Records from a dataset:
************

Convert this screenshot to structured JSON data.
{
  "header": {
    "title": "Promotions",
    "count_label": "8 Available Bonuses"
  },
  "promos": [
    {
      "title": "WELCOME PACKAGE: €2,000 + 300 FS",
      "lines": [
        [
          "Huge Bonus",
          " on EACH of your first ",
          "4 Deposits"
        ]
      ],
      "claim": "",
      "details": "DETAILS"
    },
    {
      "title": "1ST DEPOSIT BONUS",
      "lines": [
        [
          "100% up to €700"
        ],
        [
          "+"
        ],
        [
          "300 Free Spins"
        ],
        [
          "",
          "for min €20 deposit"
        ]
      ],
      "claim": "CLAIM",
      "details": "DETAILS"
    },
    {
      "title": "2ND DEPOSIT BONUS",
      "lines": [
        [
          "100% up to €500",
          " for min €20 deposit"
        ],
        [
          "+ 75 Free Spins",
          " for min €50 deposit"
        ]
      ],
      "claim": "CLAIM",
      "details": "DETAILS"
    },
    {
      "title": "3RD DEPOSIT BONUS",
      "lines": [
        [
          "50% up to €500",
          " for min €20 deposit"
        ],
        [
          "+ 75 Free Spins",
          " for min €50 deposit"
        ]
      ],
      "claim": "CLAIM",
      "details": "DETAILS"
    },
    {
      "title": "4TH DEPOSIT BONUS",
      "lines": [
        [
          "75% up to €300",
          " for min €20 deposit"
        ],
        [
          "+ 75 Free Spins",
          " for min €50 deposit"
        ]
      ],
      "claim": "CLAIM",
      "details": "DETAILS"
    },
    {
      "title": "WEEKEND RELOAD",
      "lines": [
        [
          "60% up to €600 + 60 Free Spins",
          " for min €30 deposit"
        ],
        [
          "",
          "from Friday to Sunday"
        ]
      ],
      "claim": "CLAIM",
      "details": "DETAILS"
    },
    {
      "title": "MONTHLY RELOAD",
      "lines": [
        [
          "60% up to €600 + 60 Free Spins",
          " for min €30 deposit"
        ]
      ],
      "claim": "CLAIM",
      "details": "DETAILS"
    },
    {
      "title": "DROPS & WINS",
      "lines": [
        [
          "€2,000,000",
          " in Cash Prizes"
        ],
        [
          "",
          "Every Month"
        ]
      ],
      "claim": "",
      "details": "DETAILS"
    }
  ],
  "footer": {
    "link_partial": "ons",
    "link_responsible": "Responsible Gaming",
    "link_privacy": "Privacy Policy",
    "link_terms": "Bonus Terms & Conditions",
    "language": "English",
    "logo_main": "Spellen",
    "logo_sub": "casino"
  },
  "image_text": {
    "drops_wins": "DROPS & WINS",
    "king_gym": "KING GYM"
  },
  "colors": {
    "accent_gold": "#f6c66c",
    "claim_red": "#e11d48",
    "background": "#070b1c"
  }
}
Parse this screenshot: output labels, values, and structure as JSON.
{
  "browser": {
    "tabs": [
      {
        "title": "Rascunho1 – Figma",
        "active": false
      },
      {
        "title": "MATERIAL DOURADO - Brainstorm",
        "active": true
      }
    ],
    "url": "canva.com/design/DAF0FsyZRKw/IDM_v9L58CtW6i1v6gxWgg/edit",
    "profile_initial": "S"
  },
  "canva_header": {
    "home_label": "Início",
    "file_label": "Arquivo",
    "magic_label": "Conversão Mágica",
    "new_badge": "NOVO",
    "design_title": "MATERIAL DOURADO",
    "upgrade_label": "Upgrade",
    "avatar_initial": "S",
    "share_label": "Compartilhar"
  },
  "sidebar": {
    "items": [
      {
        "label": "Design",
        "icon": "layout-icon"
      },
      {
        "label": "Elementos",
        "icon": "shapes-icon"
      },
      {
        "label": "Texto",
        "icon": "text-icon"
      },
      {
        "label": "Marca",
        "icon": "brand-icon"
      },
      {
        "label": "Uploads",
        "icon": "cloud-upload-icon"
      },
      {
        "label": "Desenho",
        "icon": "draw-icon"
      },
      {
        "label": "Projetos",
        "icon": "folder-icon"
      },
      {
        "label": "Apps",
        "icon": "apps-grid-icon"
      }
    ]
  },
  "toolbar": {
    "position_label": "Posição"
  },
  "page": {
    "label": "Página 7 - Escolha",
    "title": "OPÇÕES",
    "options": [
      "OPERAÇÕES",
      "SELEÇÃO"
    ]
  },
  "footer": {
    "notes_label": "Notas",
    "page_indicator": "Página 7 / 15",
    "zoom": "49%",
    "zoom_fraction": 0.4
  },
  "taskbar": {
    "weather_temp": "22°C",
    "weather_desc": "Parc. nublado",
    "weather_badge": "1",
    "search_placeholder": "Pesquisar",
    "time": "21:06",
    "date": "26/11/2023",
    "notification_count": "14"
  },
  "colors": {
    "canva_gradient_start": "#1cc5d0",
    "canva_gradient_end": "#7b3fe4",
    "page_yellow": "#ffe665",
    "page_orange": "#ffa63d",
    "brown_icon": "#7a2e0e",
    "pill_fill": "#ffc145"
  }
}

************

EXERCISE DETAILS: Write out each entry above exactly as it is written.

OUTPUT BELOW:
Convert this screenshot to structured JSON data.
{
  "header": {
    "title": "Promotions",
    "count_label": "8 Available Bonuses"
  },
  "promos": [
    {
      "title": "WELCOME PACKAGE: €2,000 + 300 FS",
      "lines": [
        [
          "Huge Bonus",
          " on EACH of your first ",
          "4 Deposits"
        ]
      ],
      "claim": "",
      "details": "DETAILS"
    },
    {
      "title": "1ST DEPOSIT BONUS",
      "lines": [
        [
          "100% up to €700"
        ],
        [
          "+"
        ],
        [
          "300 Free Spins"
        ],
        [
          "",
          "for min €20 deposit"
        ]
      ],
      "claim": "CLAIM",
      "details": "DETAILS"
    },
    {
      "title": "2ND DEPOSIT BONUS",
      "lines": [
        [
          "100% up to €500",
          " for min €20 deposit"
        ],
        [
          "+ 75 Free Spins",
          " for min €50 deposit"
        ]
      ],
      "claim": "CLAIM",
      "details": "DETAILS"
    },
    {
      "title": "3RD DEPOSIT BONUS",
      "lines": [
        [
          "50% up to €500",
          " for min €20 deposit"
        ],
        [
          "+ 75 Free Spins",
          " for min €50 deposit"
        ]
      ],
      "claim": "CLAIM",
      "details": "DETAILS"
    },
    {
      "title": "4TH DEPOSIT BONUS",
      "lines": [
        [
          "75% up to €300",
          " for min €20 deposit"
        ],
        [
          "+ 75 Free Spins",
          " for min €50 deposit"
        ]
      ],
      "claim": "CLAIM",
      "details": "DETAILS"
    },
    {
      "title": "WEEKEND RELOAD",
      "lines": [
        [
          "60% up to €600 + 60 Free Spins",
          " for min €30 deposit"
        ],
        [
          "",
          "from Friday to Sunday"
        ]
      ],
      "claim": "CLAIM",
      "details": "DETAILS"
    },
    {
      "title": "MONTHLY RELOAD",
      "lines": [
        [
          "60% up to €600 + 60 Free Spins",
          " for min €30 deposit"
        ]
      ],
      "claim": "CLAIM",
      "details": "DETAILS"
    },
    {
      "title": "DROPS & WINS",
      "lines": [
        [
          "€2,000,000",
          " in Cash Prizes"
        ],
        [
          "",
          "Every Month"
        ]
      ],
      "claim": "",
      "details": "DETAILS"
    }
  ],
  "footer": {
    "link_partial": "ons",
    "link_responsible": "Responsible Gaming",
    "link_privacy": "Privacy Policy",
    "link_terms": "Bonus Terms & Conditions",
    "language": "English",
    "logo_main": "Spellen",
    "logo_sub": "casino"
  },
  "image_text": {
    "drops_wins": "DROPS & WINS",
    "king_gym": "KING GYM"
  },
  "colors": {
    "accent_gold": "#f6c66c",
    "claim_red": "#e11d48",
    "background": "#070b1c"
  }
}
Parse this screenshot: output labels, values, and structure as JSON.
{
  "browser": {
    "tabs": [
      {
        "title": "Rascunho1 – Figma",
        "active": false
      },
      {
        "title": "MATERIAL DOURADO - Brainstorm",
        "active": true
      }
    ],
    "url": "canva.com/design/DAF0FsyZRKw/IDM_v9L58CtW6i1v6gxWgg/edit",
    "profile_initial": "S"
  },
  "canva_header": {
    "home_label": "Início",
    "file_label": "Arquivo",
    "magic_label": "Conversão Mágica",
    "new_badge": "NOVO",
    "design_title": "MATERIAL DOURADO",
    "upgrade_label": "Upgrade",
    "avatar_initial": "S",
    "share_label": "Compartilhar"
  },
  "sidebar": {
    "items": [
      {
        "label": "Design",
        "icon": "layout-icon"
      },
      {
        "label": "Elementos",
        "icon": "shapes-icon"
      },
      {
        "label": "Texto",
        "icon": "text-icon"
      },
      {
        "label": "Marca",
        "icon": "brand-icon"
      },
      {
        "label": "Uploads",
        "icon": "cloud-upload-icon"
      },
      {
        "label": "Desenho",
        "icon": "draw-icon"
      },
      {
        "label": "Projetos",
        "icon": "folder-icon"
      },
      {
        "label": "Apps",
        "icon": "apps-grid-icon"
      }
    ]
  },
  "toolbar": {
    "position_label": "Posição"
  },
  "page": {
    "label": "Página 7 - Escolha",
    "title": "OPÇÕES",
    "options": [
      "OPERAÇÕES",
      "SELEÇÃO"
    ]
  },
  "footer": {
    "notes_label": "Notas",
    "page_indicator": "Página 7 / 15",
    "zoom": "49%",
    "zoom_fraction": 0.4
  },
  "taskbar": {
    "weather_temp": "22°C",
    "weather_desc": "Parc. nublado",
    "weather_badge": "1",
    "search_placeholder": "Pesquisar",
    "time": "21:06",
    "date": "26/11/2023",
    "notification_count": "14"
  },
  "colors": {
    "canva_gradient_start": "#1cc5d0",
    "canva_gradient_end": "#7b3fe4",
    "page_yellow": "#ffe665",
    "page_orange": "#ffa63d",
    "brown_icon": "#7a2e0e",
    "pill_fill": "#ffc145"
  }
}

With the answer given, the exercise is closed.